- Mr. Skully Pettibone from Scary God Mother frequently raises his 'eyebrows' and blinks.
- Zigzagged in Overlord. In-universe Ainz is grateful for his Lich body's unmoving skull, since it gives him the ultimate poker face in situations where he has to bluff being more ambitious, intelligent or in-control than he actually is (which is always). From the audience's perspective, he still manages to show quite a bit of his true emotions through careful use of camera angles and varying the glow of his eyes, and occasionally through blushes and nervous sweating, or the entire panel going for the Super-Deformed look.
- The Character Portrait for Breath of Death VII's skeletal protagonist Dem shows him with both eyebrows... er, eye sockets furrowed.
- T-Bone, the giant skeletal train conductor from Cuphead, rises with a furious attitude, constantly shifts his eyes sockets as he searches for the player, and sports a big smug grin in his defeat card if he successfully kills the player.
- The skeletons from Darkest Dungeon shift from malicious looks on their skulls as they ruin your party to pained and worried expressions when they're taking hits.
- In Discworld II, Death and other animated skeletons do occasionally exhibit the ability to contort their eyebrow area and eye sockets to show some degree of emotion, as well as being able to blink with eyelids that are apparently part of the skull. It is kept toned down though, as they generally keep a neutral expression.
- In DragonFable, many skeletons have expressive skulls.
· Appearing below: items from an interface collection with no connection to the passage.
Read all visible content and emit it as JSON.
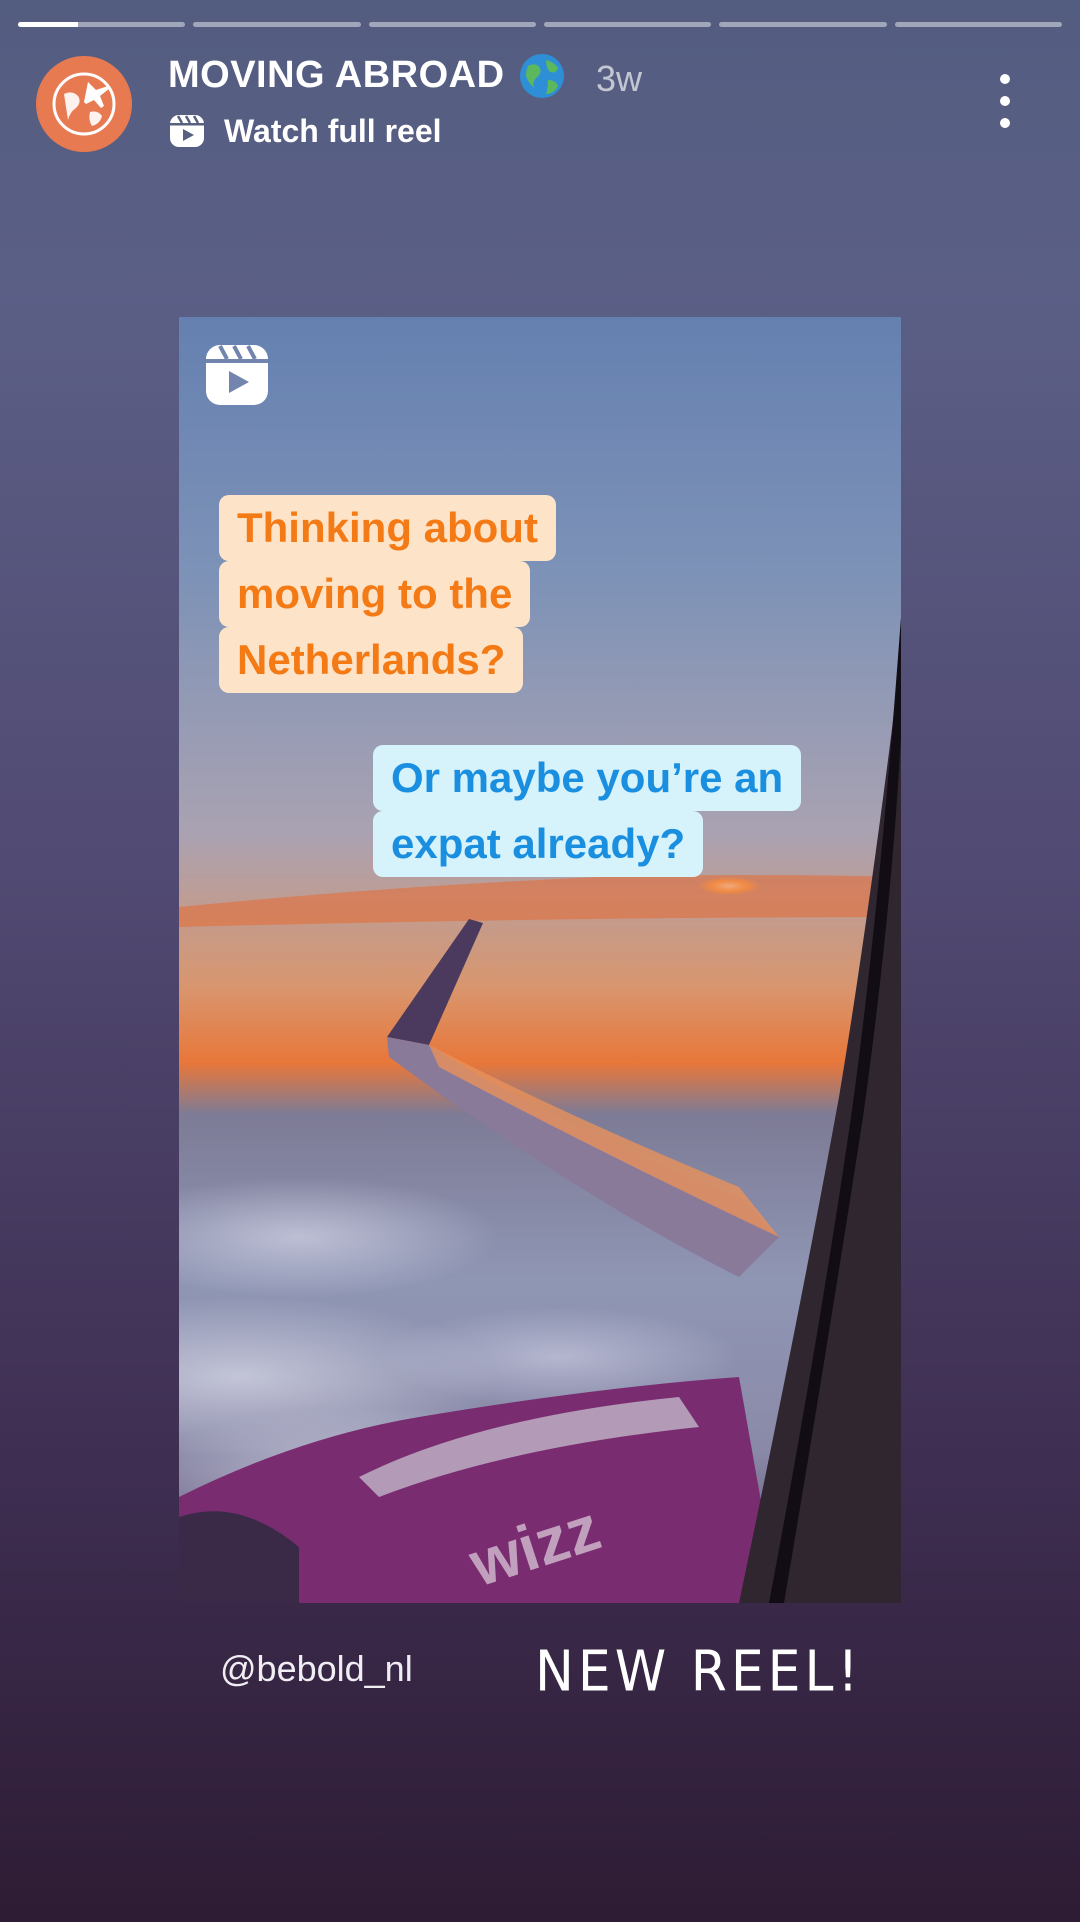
{
  "story": {
    "segments_total": 6,
    "current_segment": 1,
    "current_progress": 0.36,
    "account": {
      "username": "MOVING ABROAD",
      "emoji": "🌍",
      "posted_ago": "3w",
      "avatar_icon": "plane-globe-icon",
      "avatar_color": "#e87a52"
    },
    "link_label": "Watch full reel",
    "more_icon": "more-vertical-icon"
  },
  "reel": {
    "icon": "reels-icon",
    "caption_1": [
      "Thinking about",
      "moving to the",
      "Netherlands?"
    ],
    "caption_2": [
      "Or maybe you’re an",
      "expat already?"
    ],
    "caption_1_color": "#f47a16",
    "caption_1_bg": "#fde4c9",
    "caption_2_color": "#1a8fe0",
    "caption_2_bg": "#d6f2fb",
    "plane_text": "wizz"
  },
  "stickers": {
    "mention": "@bebold_nl",
    "new_reel": "NEW REEL!"
  }
}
The most prominent one is Captain Davey, an undead pirate who's eye sockets can narrow and widen.
- Heroes of the Storm featured a downplayed example of this trope during the reveal trailer for Kel'thuzad. Blizzard Entertainment went with an Animesque style of animation rather than a more traditional one. This included Kel'Thuzad making his Glowing Eyelights of Undeath squint and his face contort in an evil grin.
- Papyrus from Undertale has eye sockets that bend around on his face as he lacks the glowing eyes that his brother Sans has, which can even grow eyeballs in their place if he gets particularly frustrated/goofy. The brothers also have mouths that are permanently stuck in joyous, cheek-to-cheek grins befitting their personalities.
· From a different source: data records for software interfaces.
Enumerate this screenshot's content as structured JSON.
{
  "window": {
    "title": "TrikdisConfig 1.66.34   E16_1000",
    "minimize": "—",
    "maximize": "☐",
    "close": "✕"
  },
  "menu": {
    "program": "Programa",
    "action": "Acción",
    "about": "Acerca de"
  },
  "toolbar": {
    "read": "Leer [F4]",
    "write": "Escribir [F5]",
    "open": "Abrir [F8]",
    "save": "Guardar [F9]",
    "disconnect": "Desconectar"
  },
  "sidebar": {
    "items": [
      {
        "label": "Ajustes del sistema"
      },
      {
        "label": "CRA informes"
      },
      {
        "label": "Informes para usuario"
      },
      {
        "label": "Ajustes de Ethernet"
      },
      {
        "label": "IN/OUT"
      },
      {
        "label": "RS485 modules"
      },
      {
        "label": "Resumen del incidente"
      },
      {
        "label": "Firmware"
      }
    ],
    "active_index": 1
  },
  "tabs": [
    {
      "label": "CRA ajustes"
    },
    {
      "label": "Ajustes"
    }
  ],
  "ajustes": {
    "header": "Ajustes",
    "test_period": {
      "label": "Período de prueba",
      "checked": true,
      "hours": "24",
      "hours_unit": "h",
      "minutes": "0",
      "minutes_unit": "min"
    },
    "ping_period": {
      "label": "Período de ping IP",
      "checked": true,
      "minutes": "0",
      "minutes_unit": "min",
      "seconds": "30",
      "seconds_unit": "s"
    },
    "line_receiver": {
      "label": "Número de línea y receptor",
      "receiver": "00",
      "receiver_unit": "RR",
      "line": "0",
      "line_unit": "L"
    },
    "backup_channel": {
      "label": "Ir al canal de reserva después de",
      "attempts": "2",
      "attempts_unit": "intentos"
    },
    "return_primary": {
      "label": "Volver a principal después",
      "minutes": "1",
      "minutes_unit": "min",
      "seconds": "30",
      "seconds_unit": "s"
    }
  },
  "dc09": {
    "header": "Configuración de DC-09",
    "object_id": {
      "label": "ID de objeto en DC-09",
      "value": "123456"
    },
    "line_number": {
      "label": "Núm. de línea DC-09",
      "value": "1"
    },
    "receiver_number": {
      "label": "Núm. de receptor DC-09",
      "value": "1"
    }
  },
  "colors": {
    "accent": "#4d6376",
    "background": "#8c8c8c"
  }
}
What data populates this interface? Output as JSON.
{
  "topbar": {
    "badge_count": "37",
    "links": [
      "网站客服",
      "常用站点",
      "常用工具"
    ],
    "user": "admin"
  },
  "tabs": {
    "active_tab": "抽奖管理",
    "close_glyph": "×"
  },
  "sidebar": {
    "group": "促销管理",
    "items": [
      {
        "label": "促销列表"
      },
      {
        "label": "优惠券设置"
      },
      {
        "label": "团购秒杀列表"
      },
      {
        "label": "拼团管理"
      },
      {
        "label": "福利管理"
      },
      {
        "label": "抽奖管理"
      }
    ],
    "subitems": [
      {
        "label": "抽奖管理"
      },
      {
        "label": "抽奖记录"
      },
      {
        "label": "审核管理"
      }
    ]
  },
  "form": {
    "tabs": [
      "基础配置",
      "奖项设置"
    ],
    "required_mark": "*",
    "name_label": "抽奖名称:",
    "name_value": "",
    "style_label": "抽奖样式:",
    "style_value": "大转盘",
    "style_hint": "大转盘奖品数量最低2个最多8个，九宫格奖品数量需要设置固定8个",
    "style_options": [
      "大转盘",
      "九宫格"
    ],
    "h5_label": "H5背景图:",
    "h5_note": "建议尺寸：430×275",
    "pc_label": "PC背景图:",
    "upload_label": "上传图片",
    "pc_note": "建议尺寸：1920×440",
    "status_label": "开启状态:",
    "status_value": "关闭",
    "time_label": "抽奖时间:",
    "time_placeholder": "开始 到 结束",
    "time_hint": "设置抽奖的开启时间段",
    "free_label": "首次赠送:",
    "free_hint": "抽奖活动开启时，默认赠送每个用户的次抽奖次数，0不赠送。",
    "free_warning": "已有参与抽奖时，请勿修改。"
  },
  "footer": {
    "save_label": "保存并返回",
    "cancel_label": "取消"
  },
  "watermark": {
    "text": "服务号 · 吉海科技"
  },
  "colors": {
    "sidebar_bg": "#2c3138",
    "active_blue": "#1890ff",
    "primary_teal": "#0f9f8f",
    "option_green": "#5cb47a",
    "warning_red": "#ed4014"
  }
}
- Morte in Planescape: Torment is pretty good at conveying facial expressions despite being a talking, floating skull that can only move his jaw and eyeballs.
- Lewis from Mystery Skulls Animated typically looks angry (and he usually is) with his eye sockets, though on occasion they relax into more somber moods.
- Xykon of The Order of the Stick is a lich and his skull is surprisingly expressive, even if it can't do an Evil Laugh. Of course, the rest of his body is also moving more than a normal skeleton. This page has his eyes change from their default "snarky" shape to wide with shock.
- The beleaguered reaper Mye argues with after Zeno kills her in Charby the Vampirate is quite expressive when coming across the spirits that make his job so thankless.
- Full Frontal Nerdity: During a story arc involving a lich, just about everyone at the table points out this trope.
- DC Animated Universe: Atomic Skull in Justice League Unlimited and Blight in Batman Beyond both have skulls for heads, which tend to be just about as expressive as every other villain.
- Grim from The Grim Adventures of Billy & Mandy uses this to downright silly degrees, even forming lips with the rims of his teeth/jaws at some points, as seen in the page image.
- Skeletor of He-Man and the Masters of the Universe is usually stuck with a permanent angry expression over his eye sockets, but occasionally he can show other expressions beyond anger, and in one rare case, even form a warm smile.◊
- A Real Magic Skeleton from OK K.O.! Let's Be Heroes has the "eyesockets as eyebrows" variant, though sometimes he'll just be given actual eyebrows. His mouth also makes a half zero, which stretches and compresses depending on his mood.
- Lord Hater from Wander over Yonder is a large green eyed skeleton in robes, and yet he's just as fluently animated as the rest of the cast.